# Data supplied:
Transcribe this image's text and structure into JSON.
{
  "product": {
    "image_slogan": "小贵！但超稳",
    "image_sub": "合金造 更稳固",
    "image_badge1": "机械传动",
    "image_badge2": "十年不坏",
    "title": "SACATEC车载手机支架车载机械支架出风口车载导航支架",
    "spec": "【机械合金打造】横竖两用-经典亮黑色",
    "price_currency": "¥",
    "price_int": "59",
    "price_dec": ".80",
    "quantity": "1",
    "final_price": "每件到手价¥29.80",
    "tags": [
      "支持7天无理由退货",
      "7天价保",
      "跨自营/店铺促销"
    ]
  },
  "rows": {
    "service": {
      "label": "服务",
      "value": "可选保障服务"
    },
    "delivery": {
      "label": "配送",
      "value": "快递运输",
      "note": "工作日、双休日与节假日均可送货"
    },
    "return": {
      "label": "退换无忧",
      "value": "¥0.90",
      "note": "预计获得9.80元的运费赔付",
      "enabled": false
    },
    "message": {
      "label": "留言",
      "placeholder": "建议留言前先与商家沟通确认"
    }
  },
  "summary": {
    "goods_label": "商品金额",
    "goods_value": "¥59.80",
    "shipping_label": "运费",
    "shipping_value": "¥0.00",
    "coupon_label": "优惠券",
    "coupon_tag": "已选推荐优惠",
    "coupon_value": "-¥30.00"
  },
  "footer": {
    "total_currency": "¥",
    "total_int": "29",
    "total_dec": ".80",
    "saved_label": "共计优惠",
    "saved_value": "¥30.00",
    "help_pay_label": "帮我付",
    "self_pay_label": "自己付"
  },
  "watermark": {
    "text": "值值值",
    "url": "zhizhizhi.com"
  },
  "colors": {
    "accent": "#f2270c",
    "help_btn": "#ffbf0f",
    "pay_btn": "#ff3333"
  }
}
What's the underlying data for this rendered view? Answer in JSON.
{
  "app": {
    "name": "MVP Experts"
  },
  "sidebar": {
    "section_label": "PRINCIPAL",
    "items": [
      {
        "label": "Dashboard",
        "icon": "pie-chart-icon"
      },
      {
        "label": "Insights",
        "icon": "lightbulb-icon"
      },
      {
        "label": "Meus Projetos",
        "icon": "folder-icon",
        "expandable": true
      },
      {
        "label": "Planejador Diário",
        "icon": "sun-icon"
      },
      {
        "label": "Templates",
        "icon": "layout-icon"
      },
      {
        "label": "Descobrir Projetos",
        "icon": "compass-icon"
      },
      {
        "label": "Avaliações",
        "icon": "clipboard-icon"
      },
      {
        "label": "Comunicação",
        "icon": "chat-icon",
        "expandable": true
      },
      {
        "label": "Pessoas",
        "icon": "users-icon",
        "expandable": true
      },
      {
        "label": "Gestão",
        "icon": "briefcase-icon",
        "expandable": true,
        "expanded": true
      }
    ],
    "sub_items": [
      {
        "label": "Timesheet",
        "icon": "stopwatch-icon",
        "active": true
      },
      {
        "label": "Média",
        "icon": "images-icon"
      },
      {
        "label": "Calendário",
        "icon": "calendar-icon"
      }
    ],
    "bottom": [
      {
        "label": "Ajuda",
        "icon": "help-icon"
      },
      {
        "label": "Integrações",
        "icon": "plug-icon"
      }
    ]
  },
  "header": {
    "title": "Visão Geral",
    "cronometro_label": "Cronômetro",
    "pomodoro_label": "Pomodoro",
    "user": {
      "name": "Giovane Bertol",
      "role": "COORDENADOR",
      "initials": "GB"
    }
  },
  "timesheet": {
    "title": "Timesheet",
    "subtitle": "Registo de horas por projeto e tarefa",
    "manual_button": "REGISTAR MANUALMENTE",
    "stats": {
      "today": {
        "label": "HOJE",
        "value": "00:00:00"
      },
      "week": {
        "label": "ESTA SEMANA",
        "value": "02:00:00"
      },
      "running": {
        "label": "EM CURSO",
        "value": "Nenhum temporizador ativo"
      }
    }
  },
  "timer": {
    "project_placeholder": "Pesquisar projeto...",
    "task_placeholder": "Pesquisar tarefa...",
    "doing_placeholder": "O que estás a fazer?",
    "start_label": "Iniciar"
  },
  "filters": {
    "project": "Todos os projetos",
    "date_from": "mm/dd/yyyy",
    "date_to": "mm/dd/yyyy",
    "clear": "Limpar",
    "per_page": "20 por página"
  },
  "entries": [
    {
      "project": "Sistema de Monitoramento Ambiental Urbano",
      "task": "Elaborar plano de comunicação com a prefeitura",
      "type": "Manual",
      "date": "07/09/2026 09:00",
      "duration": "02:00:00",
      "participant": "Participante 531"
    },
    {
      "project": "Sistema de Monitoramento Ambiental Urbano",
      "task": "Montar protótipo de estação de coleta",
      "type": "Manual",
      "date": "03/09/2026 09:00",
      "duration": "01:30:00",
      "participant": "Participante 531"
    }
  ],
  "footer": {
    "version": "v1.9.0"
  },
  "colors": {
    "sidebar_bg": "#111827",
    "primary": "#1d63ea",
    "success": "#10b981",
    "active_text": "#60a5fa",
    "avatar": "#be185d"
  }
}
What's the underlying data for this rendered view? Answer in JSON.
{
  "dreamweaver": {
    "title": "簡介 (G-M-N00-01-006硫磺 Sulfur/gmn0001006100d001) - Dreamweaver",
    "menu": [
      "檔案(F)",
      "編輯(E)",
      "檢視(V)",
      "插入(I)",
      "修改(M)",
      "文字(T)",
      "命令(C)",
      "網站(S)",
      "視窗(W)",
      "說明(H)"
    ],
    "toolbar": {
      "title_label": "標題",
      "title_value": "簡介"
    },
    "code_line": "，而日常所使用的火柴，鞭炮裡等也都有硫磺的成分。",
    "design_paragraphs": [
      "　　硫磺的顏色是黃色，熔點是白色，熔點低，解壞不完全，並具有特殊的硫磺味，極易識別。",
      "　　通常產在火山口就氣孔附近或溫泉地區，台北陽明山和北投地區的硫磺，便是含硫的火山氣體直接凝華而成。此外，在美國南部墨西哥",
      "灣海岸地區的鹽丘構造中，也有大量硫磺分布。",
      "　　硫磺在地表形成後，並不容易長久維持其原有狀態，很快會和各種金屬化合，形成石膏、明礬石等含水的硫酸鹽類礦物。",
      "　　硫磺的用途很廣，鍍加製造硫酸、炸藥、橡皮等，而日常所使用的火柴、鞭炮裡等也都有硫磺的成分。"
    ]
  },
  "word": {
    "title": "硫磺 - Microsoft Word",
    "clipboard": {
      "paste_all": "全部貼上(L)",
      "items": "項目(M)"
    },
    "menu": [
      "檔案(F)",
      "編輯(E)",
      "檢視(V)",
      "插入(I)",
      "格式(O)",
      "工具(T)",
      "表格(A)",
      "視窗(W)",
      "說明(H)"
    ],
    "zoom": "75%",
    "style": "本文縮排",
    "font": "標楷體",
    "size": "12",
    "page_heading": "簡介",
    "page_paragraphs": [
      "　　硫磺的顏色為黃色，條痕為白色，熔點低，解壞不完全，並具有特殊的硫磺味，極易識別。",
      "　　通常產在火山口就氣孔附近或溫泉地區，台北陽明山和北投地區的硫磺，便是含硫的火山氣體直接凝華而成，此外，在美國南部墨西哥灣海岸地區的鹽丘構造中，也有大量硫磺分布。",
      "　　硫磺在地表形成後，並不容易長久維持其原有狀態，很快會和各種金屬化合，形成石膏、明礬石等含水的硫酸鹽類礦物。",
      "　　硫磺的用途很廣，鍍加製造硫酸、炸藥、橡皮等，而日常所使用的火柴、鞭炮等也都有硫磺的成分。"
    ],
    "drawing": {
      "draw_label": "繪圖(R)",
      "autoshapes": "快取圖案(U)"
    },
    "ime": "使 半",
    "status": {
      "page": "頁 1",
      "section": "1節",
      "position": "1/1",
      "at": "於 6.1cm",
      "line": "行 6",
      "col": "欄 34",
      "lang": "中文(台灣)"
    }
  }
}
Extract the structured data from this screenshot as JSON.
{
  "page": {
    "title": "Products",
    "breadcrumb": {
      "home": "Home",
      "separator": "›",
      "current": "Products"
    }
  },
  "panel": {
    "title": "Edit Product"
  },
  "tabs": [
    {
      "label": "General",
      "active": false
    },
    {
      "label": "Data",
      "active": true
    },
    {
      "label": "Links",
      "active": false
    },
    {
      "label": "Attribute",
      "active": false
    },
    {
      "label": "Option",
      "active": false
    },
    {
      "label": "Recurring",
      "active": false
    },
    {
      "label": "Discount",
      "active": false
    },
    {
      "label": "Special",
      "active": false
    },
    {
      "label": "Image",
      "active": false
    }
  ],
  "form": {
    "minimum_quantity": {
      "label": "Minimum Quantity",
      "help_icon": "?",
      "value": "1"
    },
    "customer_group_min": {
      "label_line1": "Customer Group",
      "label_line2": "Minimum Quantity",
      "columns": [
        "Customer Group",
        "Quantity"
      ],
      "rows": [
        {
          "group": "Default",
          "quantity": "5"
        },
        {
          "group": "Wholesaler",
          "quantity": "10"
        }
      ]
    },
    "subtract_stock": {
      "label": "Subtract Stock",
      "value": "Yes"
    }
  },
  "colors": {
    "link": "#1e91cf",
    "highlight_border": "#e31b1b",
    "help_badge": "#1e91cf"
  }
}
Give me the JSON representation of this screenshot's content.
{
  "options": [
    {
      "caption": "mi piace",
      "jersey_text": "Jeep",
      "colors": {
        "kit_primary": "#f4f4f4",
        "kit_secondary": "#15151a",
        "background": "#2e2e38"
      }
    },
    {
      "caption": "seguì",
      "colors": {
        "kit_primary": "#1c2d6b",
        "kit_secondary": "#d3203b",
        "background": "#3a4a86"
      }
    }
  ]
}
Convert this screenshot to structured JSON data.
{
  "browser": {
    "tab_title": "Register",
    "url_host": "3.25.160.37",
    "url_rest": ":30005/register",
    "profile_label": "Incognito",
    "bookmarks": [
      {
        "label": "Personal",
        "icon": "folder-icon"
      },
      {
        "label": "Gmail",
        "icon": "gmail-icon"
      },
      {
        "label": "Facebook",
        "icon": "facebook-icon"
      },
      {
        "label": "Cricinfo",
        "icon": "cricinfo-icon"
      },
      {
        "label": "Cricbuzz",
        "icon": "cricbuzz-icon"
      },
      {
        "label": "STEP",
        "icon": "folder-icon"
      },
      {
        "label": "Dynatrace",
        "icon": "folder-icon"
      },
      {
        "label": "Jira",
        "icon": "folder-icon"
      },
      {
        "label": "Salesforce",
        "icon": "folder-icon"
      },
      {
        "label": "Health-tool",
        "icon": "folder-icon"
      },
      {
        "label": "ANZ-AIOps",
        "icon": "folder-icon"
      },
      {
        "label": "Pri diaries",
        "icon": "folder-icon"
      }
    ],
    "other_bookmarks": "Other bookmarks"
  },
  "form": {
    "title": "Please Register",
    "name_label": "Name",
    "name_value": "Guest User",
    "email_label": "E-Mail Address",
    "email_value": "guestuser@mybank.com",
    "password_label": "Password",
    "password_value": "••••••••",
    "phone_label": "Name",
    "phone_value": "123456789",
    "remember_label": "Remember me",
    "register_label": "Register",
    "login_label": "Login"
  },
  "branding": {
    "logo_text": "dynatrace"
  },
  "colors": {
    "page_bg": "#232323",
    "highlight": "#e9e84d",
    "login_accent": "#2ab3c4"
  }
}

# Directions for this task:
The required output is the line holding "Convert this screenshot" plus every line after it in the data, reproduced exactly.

# Answer space:
Convert this screenshot to structured JSON data.
{
  "browser": {
    "tab_title": "Register",
    "url_host": "3.25.160.37",
    "url_rest": ":30005/register",
    "profile_label": "Incognito",
    "bookmarks": [
      {
        "label": "Personal",
        "icon": "folder-icon"
      },
      {
        "label": "Gmail",
        "icon": "gmail-icon"
      },
      {
        "label": "Facebook",
        "icon": "facebook-icon"
      },
      {
        "label": "Cricinfo",
        "icon": "cricinfo-icon"
      },
      {
        "label": "Cricbuzz",
        "icon": "cricbuzz-icon"
      },
      {
        "label": "STEP",
        "icon": "folder-icon"
      },
      {
        "label": "Dynatrace",
        "icon": "folder-icon"
      },
      {
        "label": "Jira",
        "icon": "folder-icon"
      },
      {
        "label": "Salesforce",
        "icon": "folder-icon"
      },
      {
        "label": "Health-tool",
        "icon": "folder-icon"
      },
      {
        "label": "ANZ-AIOps",
        "icon": "folder-icon"
      },
      {
        "label": "Pri diaries",
        "icon": "folder-icon"
      }
    ],
    "other_bookmarks": "Other bookmarks"
  },
  "form": {
    "title": "Please Register",
    "name_label": "Name",
    "name_value": "Guest User",
    "email_label": "E-Mail Address",
    "email_value": "guestuser@mybank.com",
    "password_label": "Password",
    "password_value": "••••••••",
    "phone_label": "Name",
    "phone_value": "123456789",
    "remember_label": "Remember me",
    "register_label": "Register",
    "login_label": "Login"
  },
  "branding": {
    "logo_text": "dynatrace"
  },
  "colors": {
    "page_bg": "#232323",
    "highlight": "#e9e84d",
    "login_accent": "#2ab3c4"
  }
}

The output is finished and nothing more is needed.